Where do I start?
“She’s a ‘he.’ Or rather…he’s a he. He’s a boy. The daughter I gave birth to is now my son. He is a transgender male.”
Queue the stupefied expression—and then the questions start.
“Did you know, I mean, like when she was little?”
“He,” I correct.
“Right, he…I mean, were there any signs?”
“No, not really…” I muse.
“So, is it hard?”
“Is what hard?” I ask.
“I dunno…accepting it?”
I laugh. “No. It’s not hard. It’s not at all hard. What was hard was almost losing him after he swallowed 160 pills because the pain of living in a body that felt foreign to him became too great to bear and he thought killing himself was the only way out. What is hard is knowing that he is misunderstood at best and ridiculed at worst because he made the brave and heroic choice to live as the gender he feels fits him best. What’s hard is reading the insensitive comments and memes on social media that mock and trivialize gender dysphoria.”
Yah, wow—the wowest of wow. Most people don’t realize how astronomically high the incidence of suicide attempts and completions are among the transgender population, especially among teens: as high as 50.8 percent among female to male transgenders, compared to 14 percent of cisgender teens, which is also tragically high.
I don’t know why, in my son’s case, he thought that ending his life was the only way out. We (his father and I) have always made sure our children knew we would love them no matter what.
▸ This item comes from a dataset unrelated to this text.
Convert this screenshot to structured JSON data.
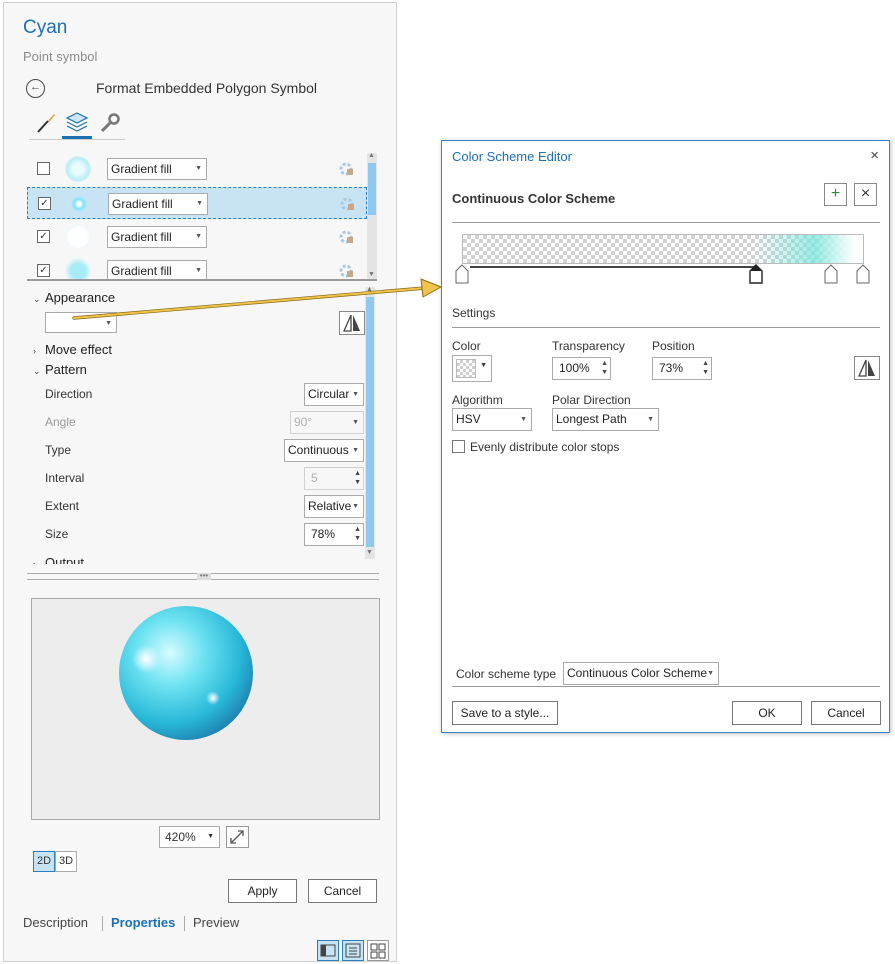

That we accepted them just as they are and as they would be. That their happiness was the only measure of success we would ever hold them to. So, even in the best of circumstances—with a loving and supportive family—they are at risk.
So no, it’s not hard to accept. Frankly, having almost lost my son to suicide, I couldn’t have cared less if he wanted to identify as a purple and green-striped dinosaur! I was just grateful he was alive.
What I do know is this:
This struggle, this gut-wrenching, soul-twisting, grappling with one’s identity is not a choice. No one chooses to be transgender. Nobody chooses the path of greatest resistance just for the fun of it. And no, transgender people are not “perverts” pretending to be someone they’re not.
If I can convince you of these few simple things, then continuing to live with horrifying flashbacks of my son seizing on a hospital gurney with his heart rate and blood pressure dangerously high will be worth it.
And out of respect for my amazingly brave and inspiring son and his journey, I have a few simple requests:
Stop spreading hate.
Start seeing people for who they are, not what they are.
Foster love, tolerance, and acceptance.
Challenge every rigid belief you hold—about how the world should be, how people should live, and about what is “normal.”
My son is perfectly “normal.” He is one of the most genuinely generous, loving, compassionate people I know. He is incredibly talented and has so much to contribute to this world.
Let’s give him the chance to be successful. Let’s bring back the golden rule. We can be the change we want to see in the world.
Just ask yourself one thing: what would you want for your child?